nâu (north)
Temperature nóng hot
đá ice

When somebody orders a coffee in Vietnam, they typically ask for: coffee + [black/milk] + [hot/iced]

For example, ‘ca phe sua da’ literally translates to ‘coffee + milk + ice’ (iced coffee with milk) while ‘ca phe den nong’ means ‘coffee + black + hot’ (hot black coffee).

The former, ca phe sua da, is undoubtedly the favourite among Vietnam’s international tourists and rapidly gaining a foothold worldwide. Condensed milk is preferred for the smoother taste, while ice keeps travellers cool in the sweltering heat.

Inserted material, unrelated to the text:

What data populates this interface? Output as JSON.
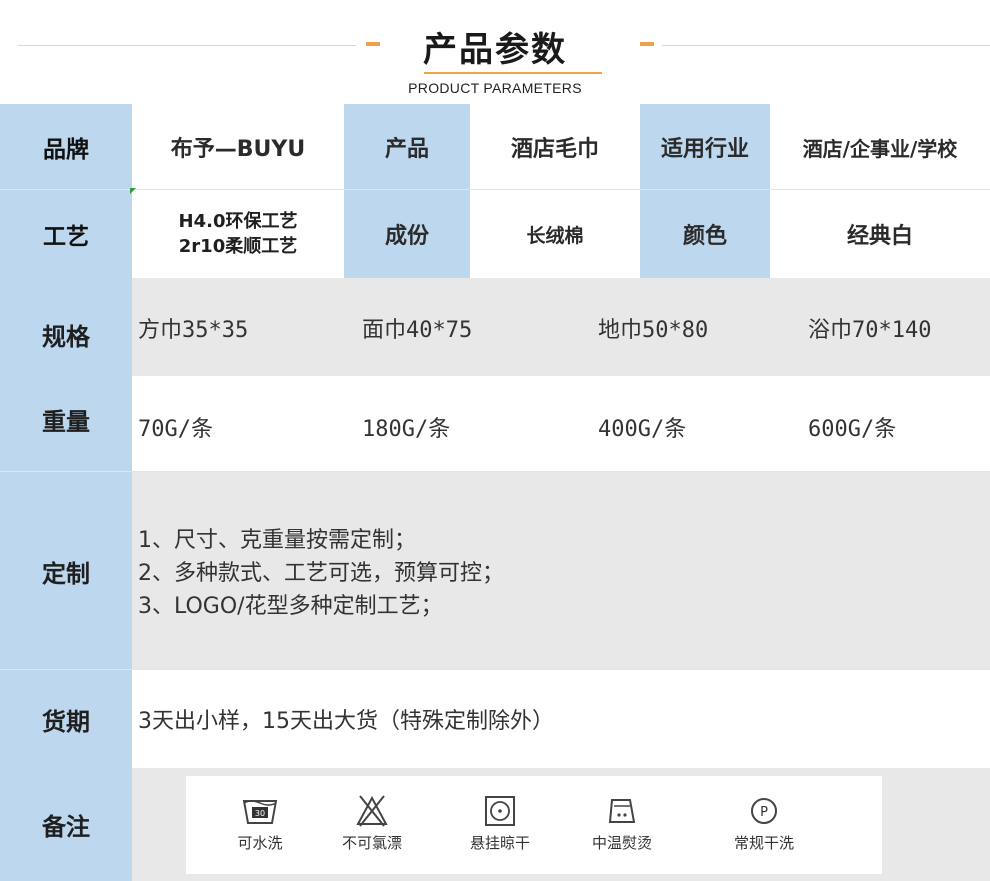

And in addition to traditional drip coffee are several other varieties including coconut coffee, ‘weasel coffee’ and egg coffee (which we will cover in a future article).


Though waiting for the dripping process requires a bit of patience, making Vietnamese coffee is relatively straightforward and can be made anywhere in the world provided one can find the ingredients.

To brew ca phe sua da (iced coffee with milk) at home, you will need:

  • Vietnamese coffee grounds: The two most prevalent brands are Trung Nguyen and Café Du Mond. Both can be found in Asian supermarkets as well as online retailers such as Amazon.
  • Sweetened, condensed milk: Any canned brand from the grocery store will do
  • Ice
  • Vietnamese coffee press (phin): Like coffee grounds, coffee presses are relatively inexpensive and can be found online or in an Asian market. They come in four pieces (plate, cup, press, lid), are reusable and machine washable.

For a single serving, prepare:

  • Coffee grounds: 2 tablespoons
  • Condensed milk: 1-2 tablespoons, to taste
  • Boiling water: 150-250 ml (6-8 oz.)
  • Glass of ice


  1. Pour the condensed milk into the bottom of the glass. You may start with a smaller amount (1 Tbsp.) and add more later to adjust sweetness levels.
  2. Place the plate/lower filter over the rim of the glass. Then put the cup/upper filter on top of the plate.
  3. Put coffee grounds into the filter. Gently place (or screw) the round press on top of the grounds.
  4. Pour just a small amount of boiling water into the filter. This allows the beans to expand and release C02. After about 30 seconds, fill the filter to the top with hot water, cover with lid, and wait approximately 5 minutes or until water stops dripping. (If you wish to dilute the coffee a bit more, you can add more water to the filter and repeat the dripping process)
  5. Remove filter and stir mixture with a spoon.
  6. Pour over ice and serve.


For those wanting to experience Vietnamese coffee first-hand, Heritage Line offers luxury cruises along the Mekong River in southern Vietnam as well as the spectacular Halong Bay and Lan Ha Bay in northern Vietnam. On board, our baristas will happily prepare a signature coffee for you at any time of day! And while on land, make sure to pick up some coffee beans and a Vietnamese coffee press to take back home with you.